Community Stars thank their supporters
WARREN — Trumbull County hasn’t seen the best of times of lately, but there are those who work selflessly to give residents hope for a better tomorrow.
Ten of those people were recognized Tuesday night because of their dedication to making the community a better place for everyone. The 10 men and women joined the ranks of 150 other Community Stars, and were honored by the Tribune Chronicle and Trumbull 100 during the 16th annual Community Stars dinner.
This was the sixth year with Trumbull 100 as a co-sponsor, and Vice President Wanda Thomas said it is important to draw attention to the significant contribution of time, leadership and resources the honorees display, and they should serve as an inspiration for others.
This year’s winners include several people who have worked to improve Warren’s neighborhoods. D’Andre Bowers of Warren was just 21 when he started the Warren Neighborhood Initiative and systematically led neighborhood cleanups, beatification projects and much more. Described by his nominator Kay Fisher of Trumbull 100 as “articulate, intelligent and confident,” Bowers’ work wasn’t only “ambitious,” but also a “roaring success.”
His inspiration, Bowers said, was a desire to see change in a neighborhood he heard people complain about for years — the 5th Ward on the city’s southside. When met with doubt about what he could accomplish, Bowers said he doesn’t want to hear questions about why he is doing what he does. Rather, he wants to know “What are you doing?”
“There are a lot of small things you can do to help your community,” Bowers said.
In the same vein, Warren Glass & Paint owner William E. Casey of Hubbard was honored for his work raising money to support Trumbull Neighborhood Partnership’s Adopt-A-Home project with more than $70,000 in cash and renovating materials.
His nominator, Trumbull Neighborhood Partnership Executive Director Matt Martin, said Casey’s donations made the program sustainable, but he also was “not afraid to get his hands dirty,” by helping with the projects.
While Casey accepted the award graciously, he insisted, as did the other stars, that the support systems made up of family, friends and other members of the community make their volunteer work possible and impactful.
“If you’re fortunate to be outside the city on a warm summer night, a clear night and you are treated to an array of beautiful stars in the sky, if you take a moment to reflect and examine on just one spot in the sky, you’ll eventually notice many background stars appearing. And then you can recognize and appreciate those stars as well. I think life is a little bit like that. There are background stars out there that don’t always get recognized or appreciated,” Casey said.
Elliott Heckman, 18, of Warren, said it was “insane” to be honored for his work repairing bikes, teaching cycle safety and matching kids to them. His nominator, Will Sanders of Team Sanders Inc., praised him.
“There are not a lot of youth doing things like that. He is making a difference in the community,” Sanders said.

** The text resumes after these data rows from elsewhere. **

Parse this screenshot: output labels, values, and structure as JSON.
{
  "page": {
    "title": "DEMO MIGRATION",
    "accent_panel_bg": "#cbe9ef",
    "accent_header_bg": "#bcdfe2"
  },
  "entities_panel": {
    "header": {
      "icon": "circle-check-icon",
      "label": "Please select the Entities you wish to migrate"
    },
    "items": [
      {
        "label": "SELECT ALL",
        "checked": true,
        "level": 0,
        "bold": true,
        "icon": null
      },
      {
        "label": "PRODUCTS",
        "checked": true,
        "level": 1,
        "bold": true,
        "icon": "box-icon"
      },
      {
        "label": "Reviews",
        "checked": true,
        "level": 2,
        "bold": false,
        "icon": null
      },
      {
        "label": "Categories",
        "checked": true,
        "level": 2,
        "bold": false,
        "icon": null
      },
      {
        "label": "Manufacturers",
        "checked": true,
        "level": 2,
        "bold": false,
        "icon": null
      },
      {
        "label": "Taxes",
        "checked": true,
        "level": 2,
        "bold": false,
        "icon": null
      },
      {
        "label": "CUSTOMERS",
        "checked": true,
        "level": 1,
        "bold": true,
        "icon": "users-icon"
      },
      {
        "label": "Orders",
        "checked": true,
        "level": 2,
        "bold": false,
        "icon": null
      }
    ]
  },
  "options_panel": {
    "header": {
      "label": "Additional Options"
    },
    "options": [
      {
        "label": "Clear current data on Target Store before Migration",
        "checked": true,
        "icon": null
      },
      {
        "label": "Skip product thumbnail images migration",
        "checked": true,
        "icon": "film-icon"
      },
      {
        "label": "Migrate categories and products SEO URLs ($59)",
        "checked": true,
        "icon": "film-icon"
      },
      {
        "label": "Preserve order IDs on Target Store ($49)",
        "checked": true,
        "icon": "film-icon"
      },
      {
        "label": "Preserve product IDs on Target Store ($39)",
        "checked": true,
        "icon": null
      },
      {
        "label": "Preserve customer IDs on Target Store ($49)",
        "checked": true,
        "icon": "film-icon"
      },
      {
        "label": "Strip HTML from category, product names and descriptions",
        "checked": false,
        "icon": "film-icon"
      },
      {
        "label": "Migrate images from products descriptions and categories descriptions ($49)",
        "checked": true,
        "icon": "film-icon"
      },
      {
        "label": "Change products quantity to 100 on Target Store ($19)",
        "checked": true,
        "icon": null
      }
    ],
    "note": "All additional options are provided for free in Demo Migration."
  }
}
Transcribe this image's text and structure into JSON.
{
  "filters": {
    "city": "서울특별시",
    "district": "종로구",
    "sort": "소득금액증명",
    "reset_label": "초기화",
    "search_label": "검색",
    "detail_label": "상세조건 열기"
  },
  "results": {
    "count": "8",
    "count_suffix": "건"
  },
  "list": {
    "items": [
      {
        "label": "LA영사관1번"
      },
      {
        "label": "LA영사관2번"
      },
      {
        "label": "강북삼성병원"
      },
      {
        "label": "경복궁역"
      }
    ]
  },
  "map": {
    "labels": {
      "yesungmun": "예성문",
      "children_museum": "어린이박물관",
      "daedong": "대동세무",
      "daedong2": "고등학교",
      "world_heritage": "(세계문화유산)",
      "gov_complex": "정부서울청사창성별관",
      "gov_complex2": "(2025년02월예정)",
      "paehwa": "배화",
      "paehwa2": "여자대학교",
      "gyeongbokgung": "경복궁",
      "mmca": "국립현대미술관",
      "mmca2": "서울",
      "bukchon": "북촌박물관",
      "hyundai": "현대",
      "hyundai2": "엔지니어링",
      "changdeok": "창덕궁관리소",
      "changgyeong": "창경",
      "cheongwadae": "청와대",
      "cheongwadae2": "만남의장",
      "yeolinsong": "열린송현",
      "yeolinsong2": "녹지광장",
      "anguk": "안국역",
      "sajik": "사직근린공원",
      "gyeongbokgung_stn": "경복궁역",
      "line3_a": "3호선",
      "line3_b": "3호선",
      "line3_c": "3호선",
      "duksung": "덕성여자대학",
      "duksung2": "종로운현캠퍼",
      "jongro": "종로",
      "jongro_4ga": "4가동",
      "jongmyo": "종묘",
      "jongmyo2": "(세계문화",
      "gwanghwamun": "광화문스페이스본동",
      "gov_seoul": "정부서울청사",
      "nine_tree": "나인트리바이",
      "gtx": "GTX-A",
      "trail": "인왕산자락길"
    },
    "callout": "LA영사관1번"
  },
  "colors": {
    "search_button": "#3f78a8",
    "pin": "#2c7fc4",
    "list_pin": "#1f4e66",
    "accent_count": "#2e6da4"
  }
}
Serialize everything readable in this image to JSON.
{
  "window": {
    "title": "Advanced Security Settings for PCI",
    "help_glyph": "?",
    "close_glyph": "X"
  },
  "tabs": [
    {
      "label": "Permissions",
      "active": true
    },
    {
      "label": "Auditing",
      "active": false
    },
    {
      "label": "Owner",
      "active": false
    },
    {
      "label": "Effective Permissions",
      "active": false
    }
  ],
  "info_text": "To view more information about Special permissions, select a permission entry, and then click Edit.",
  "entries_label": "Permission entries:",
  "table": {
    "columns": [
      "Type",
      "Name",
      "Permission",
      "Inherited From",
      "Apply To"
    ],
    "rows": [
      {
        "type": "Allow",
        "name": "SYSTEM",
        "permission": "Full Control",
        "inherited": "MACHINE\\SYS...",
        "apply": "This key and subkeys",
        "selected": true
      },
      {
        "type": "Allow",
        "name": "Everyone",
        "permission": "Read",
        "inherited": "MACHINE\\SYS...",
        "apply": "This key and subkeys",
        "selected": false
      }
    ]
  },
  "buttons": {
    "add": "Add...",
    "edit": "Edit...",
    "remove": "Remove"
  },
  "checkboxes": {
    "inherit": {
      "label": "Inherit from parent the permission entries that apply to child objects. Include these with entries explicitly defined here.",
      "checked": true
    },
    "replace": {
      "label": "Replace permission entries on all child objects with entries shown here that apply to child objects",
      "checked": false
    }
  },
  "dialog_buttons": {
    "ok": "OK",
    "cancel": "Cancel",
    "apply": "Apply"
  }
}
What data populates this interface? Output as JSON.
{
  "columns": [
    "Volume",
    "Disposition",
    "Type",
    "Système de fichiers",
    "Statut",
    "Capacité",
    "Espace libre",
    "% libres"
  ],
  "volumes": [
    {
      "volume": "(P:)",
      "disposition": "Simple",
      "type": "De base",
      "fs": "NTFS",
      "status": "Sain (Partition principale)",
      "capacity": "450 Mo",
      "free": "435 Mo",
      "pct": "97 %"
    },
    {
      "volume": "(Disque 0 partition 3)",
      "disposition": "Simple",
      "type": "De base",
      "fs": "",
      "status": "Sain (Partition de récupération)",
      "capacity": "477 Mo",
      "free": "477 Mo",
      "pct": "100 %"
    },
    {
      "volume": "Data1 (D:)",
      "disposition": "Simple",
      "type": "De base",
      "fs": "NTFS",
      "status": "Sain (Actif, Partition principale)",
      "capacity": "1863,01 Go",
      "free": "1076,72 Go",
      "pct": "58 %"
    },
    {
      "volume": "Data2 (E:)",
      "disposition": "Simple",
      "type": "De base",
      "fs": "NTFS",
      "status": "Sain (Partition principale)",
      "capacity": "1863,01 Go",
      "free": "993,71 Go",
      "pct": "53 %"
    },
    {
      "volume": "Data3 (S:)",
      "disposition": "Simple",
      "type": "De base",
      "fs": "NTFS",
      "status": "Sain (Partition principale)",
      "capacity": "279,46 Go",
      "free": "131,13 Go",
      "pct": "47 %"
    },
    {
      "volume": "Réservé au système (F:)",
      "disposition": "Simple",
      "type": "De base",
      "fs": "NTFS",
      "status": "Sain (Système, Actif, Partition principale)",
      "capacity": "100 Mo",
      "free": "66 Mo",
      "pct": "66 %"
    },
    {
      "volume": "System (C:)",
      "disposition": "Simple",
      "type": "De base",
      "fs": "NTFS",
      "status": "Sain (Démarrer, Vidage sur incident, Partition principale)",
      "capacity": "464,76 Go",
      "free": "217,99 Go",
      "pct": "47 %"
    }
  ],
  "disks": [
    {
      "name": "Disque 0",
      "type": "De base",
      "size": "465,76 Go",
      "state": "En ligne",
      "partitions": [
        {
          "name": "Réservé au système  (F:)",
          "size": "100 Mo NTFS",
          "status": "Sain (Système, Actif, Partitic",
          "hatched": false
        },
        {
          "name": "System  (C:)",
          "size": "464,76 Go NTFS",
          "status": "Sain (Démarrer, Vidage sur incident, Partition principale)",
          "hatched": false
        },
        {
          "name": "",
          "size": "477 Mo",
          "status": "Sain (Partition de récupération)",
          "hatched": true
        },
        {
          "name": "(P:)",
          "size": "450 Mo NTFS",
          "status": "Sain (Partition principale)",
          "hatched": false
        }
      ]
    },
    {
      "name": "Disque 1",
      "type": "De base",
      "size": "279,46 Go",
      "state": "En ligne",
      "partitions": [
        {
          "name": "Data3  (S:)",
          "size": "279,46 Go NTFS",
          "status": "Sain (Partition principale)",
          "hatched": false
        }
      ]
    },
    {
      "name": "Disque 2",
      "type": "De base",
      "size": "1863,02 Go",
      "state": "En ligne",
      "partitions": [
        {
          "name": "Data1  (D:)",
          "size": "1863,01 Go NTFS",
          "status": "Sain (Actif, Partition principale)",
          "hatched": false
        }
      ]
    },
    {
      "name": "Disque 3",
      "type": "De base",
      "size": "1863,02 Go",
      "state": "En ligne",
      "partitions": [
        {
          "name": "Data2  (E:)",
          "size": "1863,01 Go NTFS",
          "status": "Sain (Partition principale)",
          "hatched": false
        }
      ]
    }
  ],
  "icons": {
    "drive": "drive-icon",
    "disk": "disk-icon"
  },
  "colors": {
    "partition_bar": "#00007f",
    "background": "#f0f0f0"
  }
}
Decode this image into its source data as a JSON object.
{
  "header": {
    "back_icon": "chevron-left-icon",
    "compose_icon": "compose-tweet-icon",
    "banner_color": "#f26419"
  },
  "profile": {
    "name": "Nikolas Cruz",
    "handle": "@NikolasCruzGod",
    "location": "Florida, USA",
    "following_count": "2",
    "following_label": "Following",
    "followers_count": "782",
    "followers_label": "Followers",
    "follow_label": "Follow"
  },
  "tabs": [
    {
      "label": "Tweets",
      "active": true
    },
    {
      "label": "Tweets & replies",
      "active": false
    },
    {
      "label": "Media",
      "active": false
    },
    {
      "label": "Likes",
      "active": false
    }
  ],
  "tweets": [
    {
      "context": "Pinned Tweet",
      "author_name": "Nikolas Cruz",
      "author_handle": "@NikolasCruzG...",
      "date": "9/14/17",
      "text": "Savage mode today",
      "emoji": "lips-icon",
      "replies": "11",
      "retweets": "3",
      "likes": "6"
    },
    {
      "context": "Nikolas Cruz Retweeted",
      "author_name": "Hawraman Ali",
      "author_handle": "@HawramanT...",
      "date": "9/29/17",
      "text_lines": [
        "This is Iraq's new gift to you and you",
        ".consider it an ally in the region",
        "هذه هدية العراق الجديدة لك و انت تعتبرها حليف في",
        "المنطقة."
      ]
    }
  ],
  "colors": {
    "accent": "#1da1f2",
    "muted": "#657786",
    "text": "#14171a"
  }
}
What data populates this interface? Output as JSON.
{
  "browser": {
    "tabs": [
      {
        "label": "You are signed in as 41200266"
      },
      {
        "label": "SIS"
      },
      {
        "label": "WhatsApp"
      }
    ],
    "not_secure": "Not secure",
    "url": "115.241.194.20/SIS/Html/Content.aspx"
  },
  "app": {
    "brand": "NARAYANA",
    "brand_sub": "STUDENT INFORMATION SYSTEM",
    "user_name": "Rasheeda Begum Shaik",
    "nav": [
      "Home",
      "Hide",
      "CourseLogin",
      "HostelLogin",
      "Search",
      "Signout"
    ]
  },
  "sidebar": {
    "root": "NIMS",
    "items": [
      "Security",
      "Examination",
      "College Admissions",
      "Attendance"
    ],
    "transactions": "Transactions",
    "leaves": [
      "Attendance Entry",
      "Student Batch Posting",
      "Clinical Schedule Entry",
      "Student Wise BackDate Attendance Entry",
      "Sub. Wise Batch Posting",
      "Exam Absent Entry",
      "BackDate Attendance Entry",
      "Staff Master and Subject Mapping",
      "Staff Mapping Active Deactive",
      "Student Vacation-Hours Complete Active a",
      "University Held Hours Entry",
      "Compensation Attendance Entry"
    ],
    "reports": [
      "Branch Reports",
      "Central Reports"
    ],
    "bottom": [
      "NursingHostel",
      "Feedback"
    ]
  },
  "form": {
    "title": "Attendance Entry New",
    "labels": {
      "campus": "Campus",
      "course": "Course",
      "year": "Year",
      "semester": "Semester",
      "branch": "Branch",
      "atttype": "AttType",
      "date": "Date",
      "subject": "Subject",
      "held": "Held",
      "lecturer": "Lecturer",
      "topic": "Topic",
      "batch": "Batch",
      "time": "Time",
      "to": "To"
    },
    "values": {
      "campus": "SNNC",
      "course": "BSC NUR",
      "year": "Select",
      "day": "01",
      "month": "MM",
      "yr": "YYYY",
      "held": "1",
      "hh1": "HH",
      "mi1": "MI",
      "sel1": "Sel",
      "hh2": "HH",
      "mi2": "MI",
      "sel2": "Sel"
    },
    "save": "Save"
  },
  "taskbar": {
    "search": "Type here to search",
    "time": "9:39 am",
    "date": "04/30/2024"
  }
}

But Heckman wouldn’t back down.
“I feel like I don’t deserve this in a sense. Because all I’ve been doing is sitting in a garage fixing bikes — something that I love,” Heckman said.
The honorees also included:
• Amanda Colbert of Warren, honored for her dedication to include her children in several volunteer initiatives, including Colbert’s Care and Team Sanders;
• Shirley Frazier of Southington, who is known for treating those served by the Grace United Methodist Church food pantry with dignity and respect;
• William H. Gore of Cortland, for his dedication to honoring veterans with the Trumbull County Honor Guard, attending about 90 percent of the four to 10 funerals the organization attends a week;
• Lou Lepro of Warren, celebrated for his dedication to the St. Vincent de Paul Society dining hall, and work in the Historic Perkins Homestead Neighborhood Association’s Rose Garden;
• James McFarland of Warren, known for his work growing Warren’s historical attractions and serving on several community boards;
• Dr. Farid Naffah of Cortland, whose 10-year annual “An Evening Under the Stars” generates tens of thousands of dollars to help senior citizens buy their medications;
• James Shuttic of Warren, recognized for the way he uses art to raise money, inspire community events, and help those suffering with addiction recover.